Further evidence of the remarkable stability of the solar system is coming to light. We’ve reported on this previously (Creation 44(3):8, 2022). Evidence throughout the galaxy points to other stellar systems (the planets orbiting other stars) being very chaotic. Those planets have highly elliptical orbits, and are generally much closer to the star than those in our own solar system, i.e. well inside the ‘Goldilocks zone’ where life is possible. Medium-sized planets are common in other systems, but there are no medium-sized planets in our solar system; instead, we have gas giants and ice giants on one hand, and small rocky planets like our Earth on the other. Using the Nice model,1 scientists previously found that the gas giants Jupiter and Saturn regulate the orbits of the small inner planets (Mercury, Venus, Earth, Mars), and have prevented them from becoming unstable and falling closer to the Sun.2
Secular scientists believe that the structure and evolution of the solar system have been shaped by stellar flybys—the nearby passage of another star. Yet mathematical modelling by a team of scientists has suggested that one of these flybys could destabilize the whole system, as the perturbation to one outer planet would have a knock-on effect to all others. E.g., if Neptune’s semimajor axis3 were disturbed by only 0.1 %, then the probability of destabilizing the whole system would increase tenfold over 5 billion years (the naturalistic age assigned to the solar system).4 This is a major problem for naturalistic scenarios.

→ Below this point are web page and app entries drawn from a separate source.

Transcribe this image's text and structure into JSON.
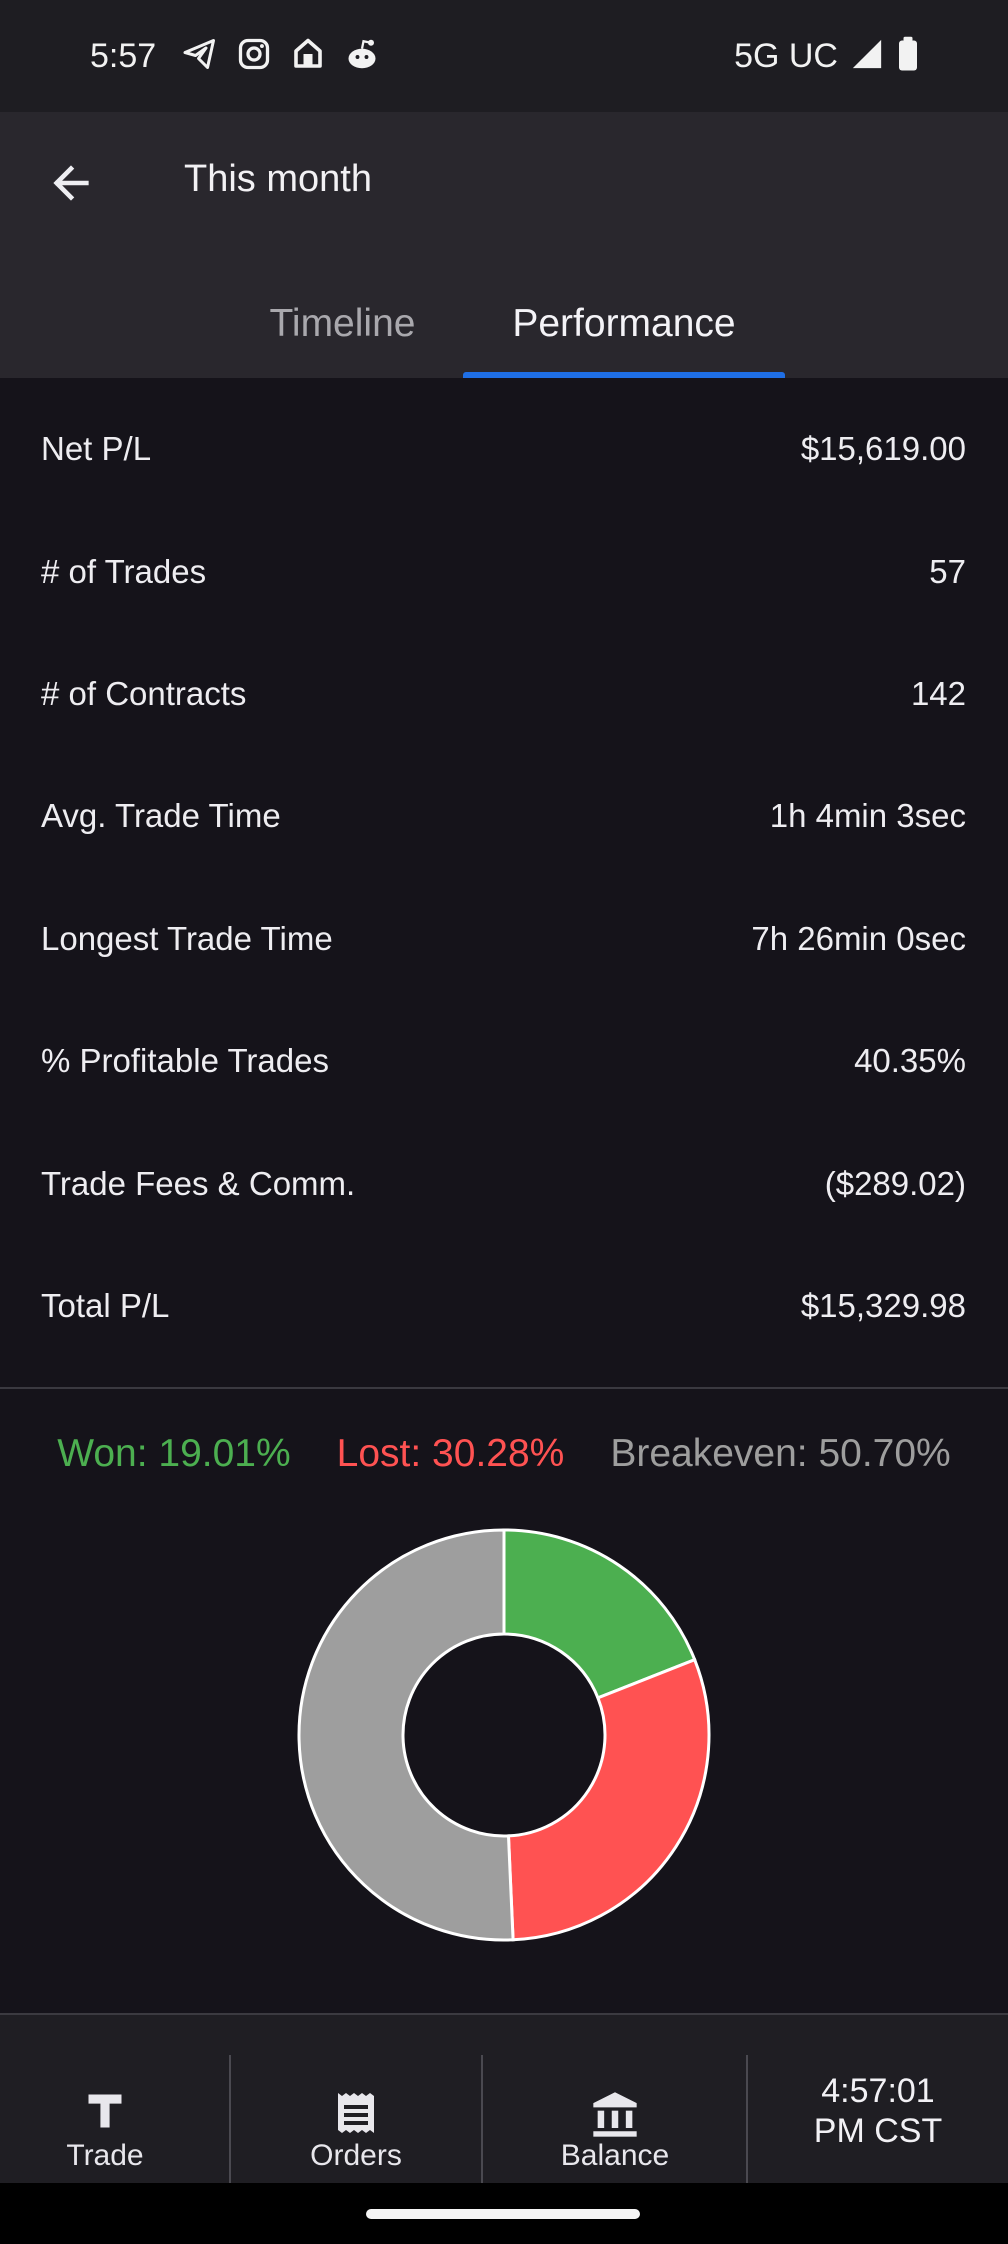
{
  "status_bar": {
    "time": "5:57",
    "network": "5G UC",
    "icons": [
      "telegram-icon",
      "instagram-icon",
      "home-icon",
      "reddit-icon",
      "signal-icon",
      "battery-icon"
    ]
  },
  "header": {
    "title": "This month",
    "tabs": [
      {
        "label": "Timeline",
        "active": false
      },
      {
        "label": "Performance",
        "active": true
      }
    ]
  },
  "stats": [
    {
      "label": "Net P/L",
      "value": "$15,619.00"
    },
    {
      "label": "# of Trades",
      "value": "57"
    },
    {
      "label": "# of Contracts",
      "value": "142"
    },
    {
      "label": "Avg. Trade Time",
      "value": "1h 4min 3sec"
    },
    {
      "label": "Longest Trade Time",
      "value": "7h 26min 0sec"
    },
    {
      "label": "% Profitable Trades",
      "value": "40.35%"
    },
    {
      "label": "Trade Fees & Comm.",
      "value": "($289.02)"
    },
    {
      "label": "Total P/L",
      "value": "$15,329.98"
    }
  ],
  "legend": {
    "won": "Won: 19.01%",
    "lost": "Lost: 30.28%",
    "breakeven": "Breakeven: 50.70%"
  },
  "chart_data": {
    "type": "pie",
    "donut": true,
    "categories": [
      "Won",
      "Lost",
      "Breakeven"
    ],
    "values": [
      19.01,
      30.28,
      50.7
    ],
    "colors": [
      "#4caf50",
      "#ff5252",
      "#9e9e9e"
    ]
  },
  "bottom_nav": {
    "items": [
      {
        "label": "Trade",
        "icon": "trade-icon"
      },
      {
        "label": "Orders",
        "icon": "orders-icon"
      },
      {
        "label": "Balance",
        "icon": "balance-icon"
      }
    ],
    "clock_line1": "4:57:01",
    "clock_line2": "PM CST"
  },
  "colors": {
    "accent": "#1f6fe6",
    "won": "#4caf50",
    "lost": "#ff5252",
    "breakeven": "#9e9e9e",
    "background": "#15131a"
  }
}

A further study has recently suggested that our solar system has built-in constraints on the degree of movement of inner planet orbits, preventing them from becoming increasingly chaotic and colliding. French mathematician Henri Poincaré (1854–1912) famously highlighted the impossibility of modelling accurately three or more moving bodies (the three-body problem), where predictability becomes increasingly difficult as time progresses. As such, small changes in the position of the inner planets would compound and destabilize their order in only 100 million years or so, which is about one fiftieth of the supposed evolutionary age assigned to the solar system.
However, the latest mathematical modelling suggests that certain symmetries in the orbits of the planets prevent this, which restricts the chaotic forces at work.5 Yet such stability is not evident in other planetary systems in the Milky Way.
The remarkable stability and order of our solar system points to wonderful design by an intelligent and benevolent God. The chaotic factors would also limit the age of the solar system, pointing to a maximum age less than naturalism allows. As the creation account in Genesis records, the sun, moon, and planets have been intelligently placed in their positions for divine purposes, “for signs and for seasons, and for days and years” (Genesis 1:14).
References and notes
- Named after Nice, France, the location of the observatory where it was first developed in 2005. Return to text.
- Clark, S., Shaken and stirred, New Scientist 252(3363):46–49, 2021. Return to text.
- One half of the long axis of its elliptical orbit. Return to text.
- Brown, G. and Rein, H., On the long-term stability of the solar system in the presence of weak perturbations from stellar flybys, Monthly Notices of the Royal Astronomical Society 515(4):5942–5950, 2022. Return to text.
- Mogavero, F., Hoang, N.H., and Laskar, J., Timescales of chaos in the inner solar system: Lyapunov spectrum and quasi-integrals of motion, Phys. Rev. X 13:021018, 2023. Return to text.